    DON"T TRASH OUR STATE!

    STOP THE LANDFILL BILL!

  • linkz145 Jun 20, 10:13 a.m.

    Down with the phony fiat fraud polluting environmental terrorist surveillance police state crony corporatocracy. Profit Over People No More!

  • Hans Jun 20, 9:25 a.m.

    "No one drives at 70 mph on a highway with posted 70 mph. Why are our elected officials wasting valuable time debating an issue that is a non issue. Raise the speed limit to 75 and all it will do will be to give those who speed anyway, an excuse to raise their normal cruising speed to 84 or higher." - cwinslow
    June 20, 2013 8:17 a.m.

    Agreed. You can go about 80mph in a 70mph zone and not get pulled. That's plenty fast enough. Waste of time.

  • burnstock99 Jun 20, 9:10 a.m.

    Some real gems to debate...lord help us.

  • Eric the Actor Jun 20, 8:24 a.m.

    The out of state dump trucks can do 75mph, allowing them to cover our state in their trash much more efficiently.

  • cwinslow Jun 20, 8:17 a.m.

    No one drives at 70 mph on a highway with posted 70 mph. Why are our elected officials wasting valuable time debating an issue that is a non issue. Raise the speed limit to 75 and all it will do will be to give those who speed anyway, an excuse to raise their normal cruising speed to 84 or higher.If our elected officials are this out of touch with reality, it just gives more credence to needing to clean house and get an Apple computer to Govern the masses.

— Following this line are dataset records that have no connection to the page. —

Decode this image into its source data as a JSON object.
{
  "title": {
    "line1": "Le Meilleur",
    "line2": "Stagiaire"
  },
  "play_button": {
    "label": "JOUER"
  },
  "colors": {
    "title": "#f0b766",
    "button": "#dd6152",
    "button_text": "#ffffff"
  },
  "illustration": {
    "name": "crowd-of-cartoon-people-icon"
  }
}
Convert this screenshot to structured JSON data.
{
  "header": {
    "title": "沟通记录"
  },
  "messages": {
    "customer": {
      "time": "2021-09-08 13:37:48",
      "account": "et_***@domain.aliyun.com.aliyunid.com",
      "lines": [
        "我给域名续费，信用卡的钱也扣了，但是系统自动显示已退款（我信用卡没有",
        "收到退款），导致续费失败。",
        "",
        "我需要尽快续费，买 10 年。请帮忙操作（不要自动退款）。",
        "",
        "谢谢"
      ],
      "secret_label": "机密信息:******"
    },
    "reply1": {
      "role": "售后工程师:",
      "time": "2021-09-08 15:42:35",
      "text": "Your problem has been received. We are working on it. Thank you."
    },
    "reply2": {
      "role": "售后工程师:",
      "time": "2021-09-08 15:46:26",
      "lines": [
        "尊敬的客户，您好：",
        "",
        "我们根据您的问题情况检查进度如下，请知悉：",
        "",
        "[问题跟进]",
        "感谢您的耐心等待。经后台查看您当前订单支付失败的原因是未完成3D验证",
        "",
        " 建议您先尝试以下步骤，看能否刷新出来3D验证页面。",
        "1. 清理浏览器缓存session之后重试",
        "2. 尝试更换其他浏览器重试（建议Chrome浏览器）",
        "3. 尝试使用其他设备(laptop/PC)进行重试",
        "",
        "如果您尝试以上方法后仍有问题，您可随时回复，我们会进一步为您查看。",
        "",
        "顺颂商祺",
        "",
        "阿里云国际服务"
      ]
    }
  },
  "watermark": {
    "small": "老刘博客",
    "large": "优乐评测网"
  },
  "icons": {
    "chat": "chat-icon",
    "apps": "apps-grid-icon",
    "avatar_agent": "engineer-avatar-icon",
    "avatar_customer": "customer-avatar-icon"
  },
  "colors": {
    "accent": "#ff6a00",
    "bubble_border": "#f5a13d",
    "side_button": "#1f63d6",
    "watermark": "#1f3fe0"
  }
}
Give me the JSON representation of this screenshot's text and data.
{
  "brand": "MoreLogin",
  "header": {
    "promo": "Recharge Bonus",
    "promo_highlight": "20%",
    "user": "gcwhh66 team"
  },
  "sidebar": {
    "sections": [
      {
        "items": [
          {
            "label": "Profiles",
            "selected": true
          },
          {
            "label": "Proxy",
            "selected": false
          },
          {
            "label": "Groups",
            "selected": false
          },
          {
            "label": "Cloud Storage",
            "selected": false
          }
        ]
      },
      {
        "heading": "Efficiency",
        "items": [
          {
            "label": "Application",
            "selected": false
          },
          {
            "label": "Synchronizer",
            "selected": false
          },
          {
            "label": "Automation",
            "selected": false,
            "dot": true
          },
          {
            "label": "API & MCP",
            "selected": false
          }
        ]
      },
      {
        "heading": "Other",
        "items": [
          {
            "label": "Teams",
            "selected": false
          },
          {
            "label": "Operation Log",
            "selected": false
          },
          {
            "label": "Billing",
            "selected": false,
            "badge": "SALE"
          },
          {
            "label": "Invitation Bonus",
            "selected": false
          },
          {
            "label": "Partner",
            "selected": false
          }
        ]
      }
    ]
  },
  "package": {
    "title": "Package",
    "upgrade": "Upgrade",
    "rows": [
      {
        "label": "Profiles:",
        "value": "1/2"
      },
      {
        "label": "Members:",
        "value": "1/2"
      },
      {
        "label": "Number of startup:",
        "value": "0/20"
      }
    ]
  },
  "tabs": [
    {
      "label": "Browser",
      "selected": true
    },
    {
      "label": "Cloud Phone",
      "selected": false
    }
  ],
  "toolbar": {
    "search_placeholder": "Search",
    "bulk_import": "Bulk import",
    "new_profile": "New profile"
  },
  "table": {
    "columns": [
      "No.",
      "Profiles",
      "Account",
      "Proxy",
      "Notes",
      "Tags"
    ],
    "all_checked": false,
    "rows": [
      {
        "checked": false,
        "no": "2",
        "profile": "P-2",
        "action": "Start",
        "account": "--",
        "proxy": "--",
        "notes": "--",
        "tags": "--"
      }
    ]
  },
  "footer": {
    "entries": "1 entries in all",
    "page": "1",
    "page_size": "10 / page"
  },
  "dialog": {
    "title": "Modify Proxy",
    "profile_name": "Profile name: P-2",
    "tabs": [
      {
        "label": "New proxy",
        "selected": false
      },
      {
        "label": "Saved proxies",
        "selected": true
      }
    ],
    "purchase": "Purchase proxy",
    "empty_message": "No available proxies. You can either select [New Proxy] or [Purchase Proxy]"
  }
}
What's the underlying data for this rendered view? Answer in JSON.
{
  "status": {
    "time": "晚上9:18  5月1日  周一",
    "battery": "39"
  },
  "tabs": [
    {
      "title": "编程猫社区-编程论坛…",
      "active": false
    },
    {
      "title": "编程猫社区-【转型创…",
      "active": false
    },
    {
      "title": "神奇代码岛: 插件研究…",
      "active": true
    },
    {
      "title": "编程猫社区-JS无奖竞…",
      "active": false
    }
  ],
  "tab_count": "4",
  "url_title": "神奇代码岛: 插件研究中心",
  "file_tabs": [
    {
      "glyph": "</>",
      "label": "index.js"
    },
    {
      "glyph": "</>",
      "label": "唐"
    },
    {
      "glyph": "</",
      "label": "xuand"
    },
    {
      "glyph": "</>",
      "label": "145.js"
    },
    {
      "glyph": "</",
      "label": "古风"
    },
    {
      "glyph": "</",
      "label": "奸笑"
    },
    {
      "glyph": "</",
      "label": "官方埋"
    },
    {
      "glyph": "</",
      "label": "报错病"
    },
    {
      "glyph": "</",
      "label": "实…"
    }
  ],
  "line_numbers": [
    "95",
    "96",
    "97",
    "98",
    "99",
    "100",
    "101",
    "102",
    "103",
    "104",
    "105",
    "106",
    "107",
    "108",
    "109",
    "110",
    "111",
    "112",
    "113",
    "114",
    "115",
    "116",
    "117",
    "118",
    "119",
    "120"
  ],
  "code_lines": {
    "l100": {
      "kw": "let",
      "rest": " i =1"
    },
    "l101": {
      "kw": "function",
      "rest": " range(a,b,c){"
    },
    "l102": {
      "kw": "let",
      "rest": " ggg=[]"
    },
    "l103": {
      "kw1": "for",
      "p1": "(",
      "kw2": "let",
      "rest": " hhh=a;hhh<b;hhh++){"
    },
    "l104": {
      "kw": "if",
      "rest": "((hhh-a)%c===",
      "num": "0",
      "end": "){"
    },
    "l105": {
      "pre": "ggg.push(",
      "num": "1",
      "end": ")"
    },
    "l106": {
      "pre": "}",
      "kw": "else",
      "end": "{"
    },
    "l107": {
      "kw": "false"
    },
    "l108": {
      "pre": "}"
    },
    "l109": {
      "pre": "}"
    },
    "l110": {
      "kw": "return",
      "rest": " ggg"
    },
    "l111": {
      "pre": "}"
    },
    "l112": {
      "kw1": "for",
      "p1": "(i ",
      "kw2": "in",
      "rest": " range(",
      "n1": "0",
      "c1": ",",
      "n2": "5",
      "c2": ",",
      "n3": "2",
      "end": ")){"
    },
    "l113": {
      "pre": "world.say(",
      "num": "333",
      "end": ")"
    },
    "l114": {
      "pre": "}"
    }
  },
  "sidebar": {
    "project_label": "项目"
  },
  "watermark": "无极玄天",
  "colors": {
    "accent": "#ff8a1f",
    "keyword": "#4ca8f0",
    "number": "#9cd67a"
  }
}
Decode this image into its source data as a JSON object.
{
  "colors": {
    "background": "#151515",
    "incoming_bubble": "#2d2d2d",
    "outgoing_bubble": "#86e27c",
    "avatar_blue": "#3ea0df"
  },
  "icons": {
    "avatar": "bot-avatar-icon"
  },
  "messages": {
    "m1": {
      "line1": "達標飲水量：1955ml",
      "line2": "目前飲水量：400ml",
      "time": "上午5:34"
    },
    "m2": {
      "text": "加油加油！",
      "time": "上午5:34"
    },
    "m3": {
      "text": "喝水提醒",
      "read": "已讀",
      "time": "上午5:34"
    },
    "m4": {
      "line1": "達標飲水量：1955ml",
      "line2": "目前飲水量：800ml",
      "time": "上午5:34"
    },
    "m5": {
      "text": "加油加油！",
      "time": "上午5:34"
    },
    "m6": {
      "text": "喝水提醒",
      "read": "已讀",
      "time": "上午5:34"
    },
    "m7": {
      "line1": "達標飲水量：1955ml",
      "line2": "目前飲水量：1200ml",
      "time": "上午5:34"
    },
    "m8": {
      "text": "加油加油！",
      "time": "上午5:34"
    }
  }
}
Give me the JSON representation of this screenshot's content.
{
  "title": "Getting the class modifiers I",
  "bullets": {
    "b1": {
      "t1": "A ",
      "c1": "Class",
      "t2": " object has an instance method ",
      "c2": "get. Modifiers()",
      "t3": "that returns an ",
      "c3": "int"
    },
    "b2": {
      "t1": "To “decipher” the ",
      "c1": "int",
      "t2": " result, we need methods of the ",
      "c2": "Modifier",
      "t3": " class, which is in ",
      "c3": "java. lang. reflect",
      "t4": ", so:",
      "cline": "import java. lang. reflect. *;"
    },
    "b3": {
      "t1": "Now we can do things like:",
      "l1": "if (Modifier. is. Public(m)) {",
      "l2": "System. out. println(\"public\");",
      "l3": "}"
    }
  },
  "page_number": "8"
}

I doubt that Hal could do any worse than what we now have, at the State and National level.

  • ddcover Jun 20, 7:49 a.m.

    North Carolina should get a new slogan, " North Carolina, a trashy, fracking state, that you can fly right through"